[Opening PROVIDED DATA section]

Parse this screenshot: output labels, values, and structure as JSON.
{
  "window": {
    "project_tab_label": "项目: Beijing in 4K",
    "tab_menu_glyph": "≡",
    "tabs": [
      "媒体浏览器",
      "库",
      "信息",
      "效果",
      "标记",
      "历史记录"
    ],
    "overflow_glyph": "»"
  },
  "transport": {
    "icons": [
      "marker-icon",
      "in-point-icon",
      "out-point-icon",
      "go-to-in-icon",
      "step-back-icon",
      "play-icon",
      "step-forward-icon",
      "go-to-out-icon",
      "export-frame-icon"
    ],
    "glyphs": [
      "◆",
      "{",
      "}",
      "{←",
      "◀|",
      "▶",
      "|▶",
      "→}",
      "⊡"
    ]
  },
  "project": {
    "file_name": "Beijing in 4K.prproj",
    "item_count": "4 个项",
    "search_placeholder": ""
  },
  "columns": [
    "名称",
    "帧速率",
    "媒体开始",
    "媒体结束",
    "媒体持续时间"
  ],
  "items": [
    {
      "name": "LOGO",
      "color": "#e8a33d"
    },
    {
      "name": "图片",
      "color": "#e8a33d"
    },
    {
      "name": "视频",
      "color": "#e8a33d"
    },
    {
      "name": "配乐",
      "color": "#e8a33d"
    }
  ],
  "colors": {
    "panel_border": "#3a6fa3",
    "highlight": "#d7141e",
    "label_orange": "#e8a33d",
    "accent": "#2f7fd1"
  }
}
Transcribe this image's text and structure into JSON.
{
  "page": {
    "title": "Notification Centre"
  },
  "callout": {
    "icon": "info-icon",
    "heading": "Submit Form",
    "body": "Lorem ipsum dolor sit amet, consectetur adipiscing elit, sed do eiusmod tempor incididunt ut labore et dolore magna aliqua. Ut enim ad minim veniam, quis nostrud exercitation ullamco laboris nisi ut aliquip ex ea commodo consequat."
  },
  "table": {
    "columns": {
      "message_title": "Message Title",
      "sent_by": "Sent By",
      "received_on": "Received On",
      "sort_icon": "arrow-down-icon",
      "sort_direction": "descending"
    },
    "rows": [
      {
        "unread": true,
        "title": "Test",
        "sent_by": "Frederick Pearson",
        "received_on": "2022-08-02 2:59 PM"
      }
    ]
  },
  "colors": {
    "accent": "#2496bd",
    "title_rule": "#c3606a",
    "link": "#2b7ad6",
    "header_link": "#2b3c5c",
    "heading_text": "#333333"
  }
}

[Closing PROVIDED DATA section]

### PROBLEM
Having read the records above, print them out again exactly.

### SOLUTION TO THIS TASK
Parse this screenshot: output labels, values, and structure as JSON.
{
  "window": {
    "project_tab_label": "项目: Beijing in 4K",
    "tab_menu_glyph": "≡",
    "tabs": [
      "媒体浏览器",
      "库",
      "信息",
      "效果",
      "标记",
      "历史记录"
    ],
    "overflow_glyph": "»"
  },
  "transport": {
    "icons": [
      "marker-icon",
      "in-point-icon",
      "out-point-icon",
      "go-to-in-icon",
      "step-back-icon",
      "play-icon",
      "step-forward-icon",
      "go-to-out-icon",
      "export-frame-icon"
    ],
    "glyphs": [
      "◆",
      "{",
      "}",
      "{←",
      "◀|",
      "▶",
      "|▶",
      "→}",
      "⊡"
    ]
  },
  "project": {
    "file_name": "Beijing in 4K.prproj",
    "item_count": "4 个项",
    "search_placeholder": ""
  },
  "columns": [
    "名称",
    "帧速率",
    "媒体开始",
    "媒体结束",
    "媒体持续时间"
  ],
  "items": [
    {
      "name": "LOGO",
      "color": "#e8a33d"
    },
    {
      "name": "图片",
      "color": "#e8a33d"
    },
    {
      "name": "视频",
      "color": "#e8a33d"
    },
    {
      "name": "配乐",
      "color": "#e8a33d"
    }
  ],
  "colors": {
    "panel_border": "#3a6fa3",
    "highlight": "#d7141e",
    "label_orange": "#e8a33d",
    "accent": "#2f7fd1"
  }
}
Transcribe this image's text and structure into JSON.
{
  "page": {
    "title": "Notification Centre"
  },
  "callout": {
    "icon": "info-icon",
    "heading": "Submit Form",
    "body": "Lorem ipsum dolor sit amet, consectetur adipiscing elit, sed do eiusmod tempor incididunt ut labore et dolore magna aliqua. Ut enim ad minim veniam, quis nostrud exercitation ullamco laboris nisi ut aliquip ex ea commodo consequat."
  },
  "table": {
    "columns": {
      "message_title": "Message Title",
      "sent_by": "Sent By",
      "received_on": "Received On",
      "sort_icon": "arrow-down-icon",
      "sort_direction": "descending"
    },
    "rows": [
      {
        "unread": true,
        "title": "Test",
        "sent_by": "Frederick Pearson",
        "received_on": "2022-08-02 2:59 PM"
      }
    ]
  },
  "colors": {
    "accent": "#2496bd",
    "title_rule": "#c3606a",
    "link": "#2b7ad6",
    "header_link": "#2b3c5c",
    "heading_text": "#333333"
  }
}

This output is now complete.